Escape Plan

Once you find out that thereís a fire in your home, you must get out immediately. Have an escape plan. Draw up a plan of your house and mark escape routes from everywhere in the house. Determine a primary and an alternative escape route from each room. Decide on a place where everyone is to meet as soon as theyíre out of the house. This could be a tree, a street light, or a neighborís front door. Make sure the meeting place is a safe distance from the house. Practice your escape plan regularly. Have someone sound the alarm, then rehearse what you would do and where you would escape to in case of a fire.

Review the plan frequently with all family members. Ask your local fire department for more information about fire prevention.

Tell your children if thereís a fire they must not hide in a closet or under the bed. If theyíre hiding itís much harder for a fire fighter to find them when searching the house. Explain to them that if they see a fire fighter during a fire he will be wearing a mask and will look scary; explain that they should run to him and not away from him. Also tell them that when thereís a fire, itís okay to break a window to call for help.

If there is a fire in your home, this is the proper response:








If you canít get out of the house because of heat or smoke and youíre on an upper floor, close the door of the room youíre in. Plug any cracks under the door with bedding to prevent smoke from entering. Open a window and scream for help to get someoneís attention. Donít jump out of the window unless there is no other choice.

I answered a call to a fire that had started in a house trailer in the middle of the night. Both adults had died of smoke inhalation in the bedroom. Two children were found burned beyond recognition at the back door. The back door had been locked - and the lock was out of reach of the children.

This information was taken from the book, ďI Wonít be in to Work Today - Preventing Injuries at Home, Work and PlayĒ by Martin Lesperance. To order this book or to find out more information, go to www.safete.com and click on books and products. Sign up for his free safety newsletter at www.safete.com. Martin speaks across North America on the topic of injury prevention.

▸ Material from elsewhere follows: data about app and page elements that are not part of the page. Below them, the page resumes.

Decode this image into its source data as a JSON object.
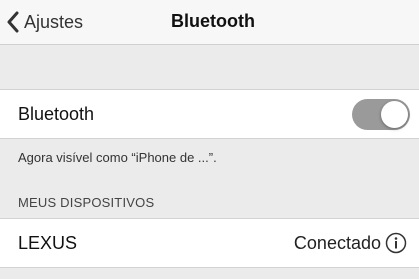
{
  "navbar": {
    "back_label": "Ajustes",
    "title": "Bluetooth",
    "back_icon": "chevron-left-icon"
  },
  "bluetooth_row": {
    "label": "Bluetooth",
    "toggle_on": true
  },
  "visibility_note": "Agora visível como “iPhone de ...”.",
  "devices_section": {
    "header": "MEUS DISPOSITIVOS",
    "devices": [
      {
        "name": "LEXUS",
        "status": "Conectado",
        "icon": "info-icon"
      }
    ]
  }
}
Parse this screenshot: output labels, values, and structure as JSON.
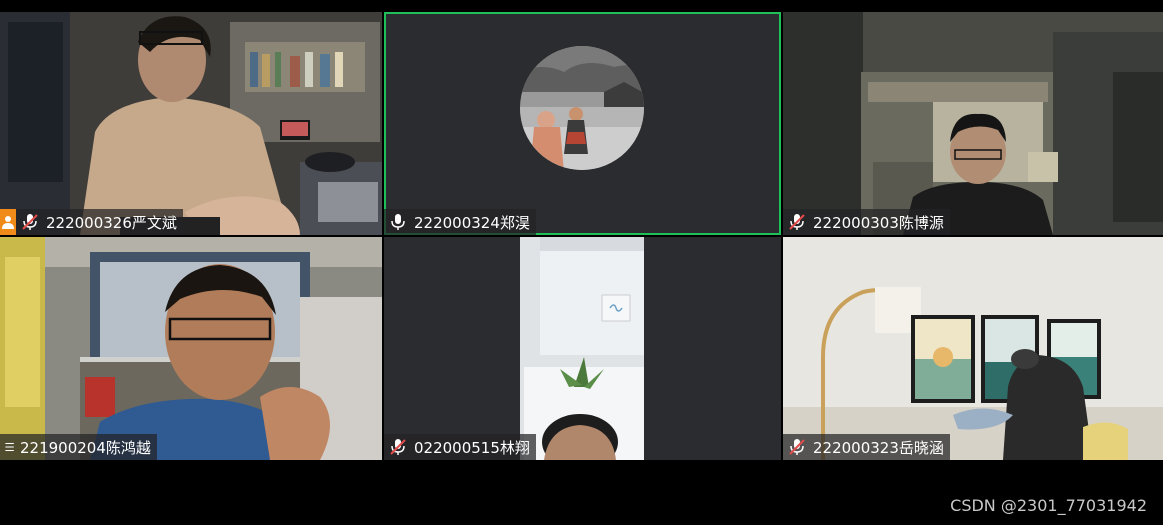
{
  "participants": [
    {
      "name": "222000326严文斌",
      "mic": "muted",
      "is_host": true
    },
    {
      "name": "222000324郑淏",
      "mic": "on",
      "active_speaker": true
    },
    {
      "name": "222000303陈博源",
      "mic": "muted"
    },
    {
      "name": "221900204陈鸿越",
      "mic": "menu"
    },
    {
      "name": "022000515林翔",
      "mic": "muted"
    },
    {
      "name": "222000323岳晓涵",
      "mic": "muted"
    }
  ],
  "watermark": "CSDN @2301_77031942",
  "icons": {
    "muted": "mic-muted-icon",
    "on": "mic-icon",
    "host": "host-icon",
    "menu": "menu-icon",
    "avatar": "profile-avatar"
  },
  "colors": {
    "active_border": "#1fbf5a",
    "host_badge": "#f08a19",
    "muted_slash": "#e24b4b",
    "tile_bg": "#2b2c2f"
  }
}
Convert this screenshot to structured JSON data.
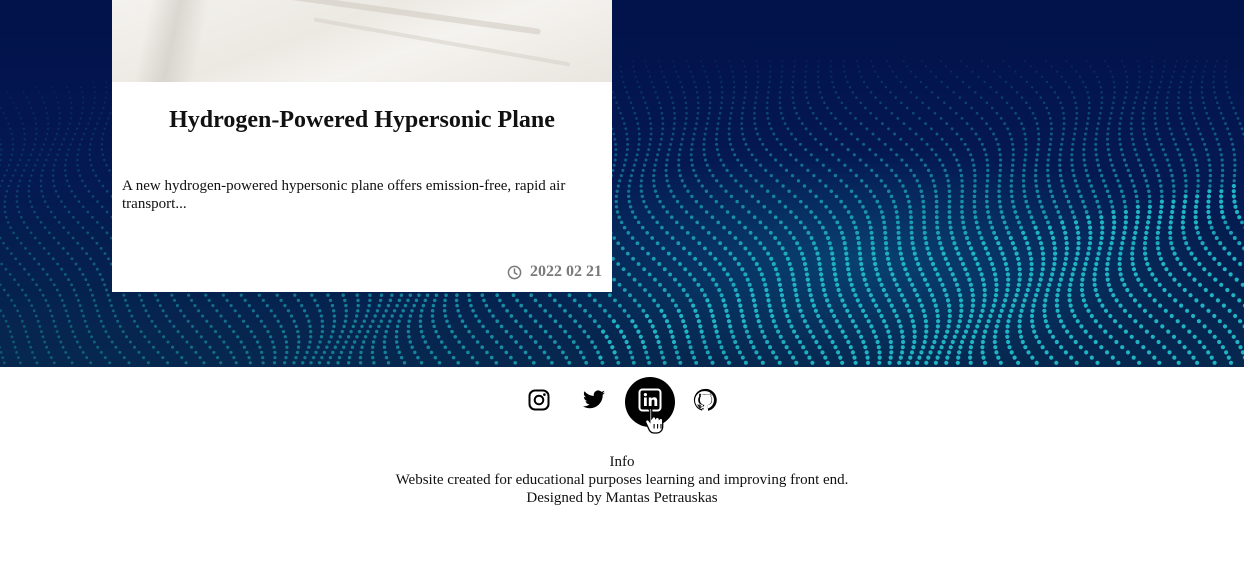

Copyright 1997 SafetyHealth Publishing Inc.

Martin Lesperance is a fire fighter/paramedic and is the author of the best selling book "I Wonít be in to Work Today Ė Preventing Injuries at Home, Work and Play" Martin delivers keynote presentations dealing with injury prevention. His talks are funny, but still have a strong underlying message. Visit his website at www.safete.com